In a recent discovery, astronomers have spotted an exoplanet or super-Earth that is four times the size of our planet. The exoplanet Ross 508 b orbits a red dwarf star called Ross 508. Although the star is only 36.5 light-years away, it is too dim to see with the naked eye. Astronomers have noted that the planet is in the habitable zone of the host star. The findings are part of the study titled “A Super-Earth Orbiting Near the Inner Edge of the Habitable Zone around the M4.5-dwarf Ross 508”.
The study has been accepted for publication in the journal Publications of the Astronomical Society of Japan. The planet, Ross 508 b, orbits the star at a distance that provides temperatures conducive to the formation of water on the planet’s surface. This indicates that Ross 508 b is in the star’s habitable zone.
But just being in the habitable zone doesn’t mean the planet will support life. Even Mars is within the Sun’s habitable zone, but it still can’t sustain life. Taking into account the planetary mass limits, Ross 508 is likely a terrestrial or rocky rather than a gaseous planet.
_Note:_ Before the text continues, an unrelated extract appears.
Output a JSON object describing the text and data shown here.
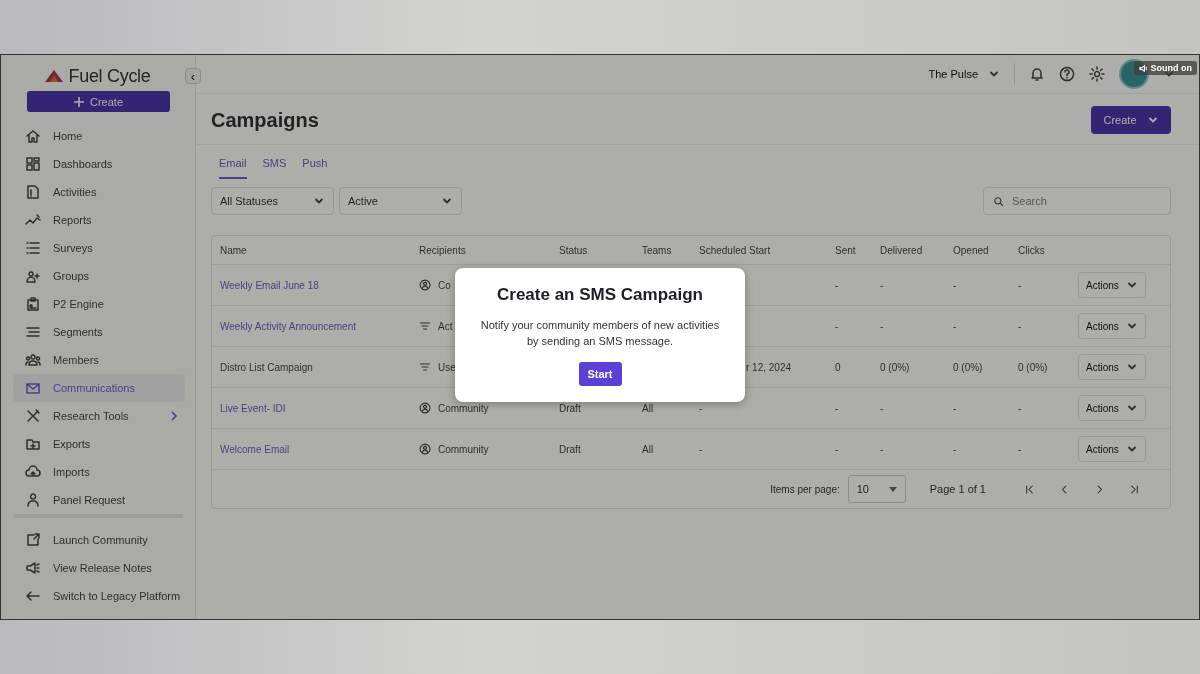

Researchers were able to see the planet near a dim star using the Subaru telescope at the National Astronomical Observatory of Japan (NAOJ) in Hawaii. Because the star is smaller than our sun, Ross 508 b orbits it every 10.75 days. In addition, Ross 508 is significantly faint and thus Ross 508 b experiences 1.4 times the solar radiation witnessed by Earth.
The Ross 508 is 18 percent the mass of the sun, making it the faintest and smallest star orbiting the world discovered using radial velocity. The radial velocity method or the wobble or Doppler method is one of the techniques used for finding exoplanets.
The techniques used for locating exoplanets are more effective at finding the giant worlds such as gaseous planets orbiting at a distance too hot for liquid water. Locating other types of planets is considered more difficult by astronomers.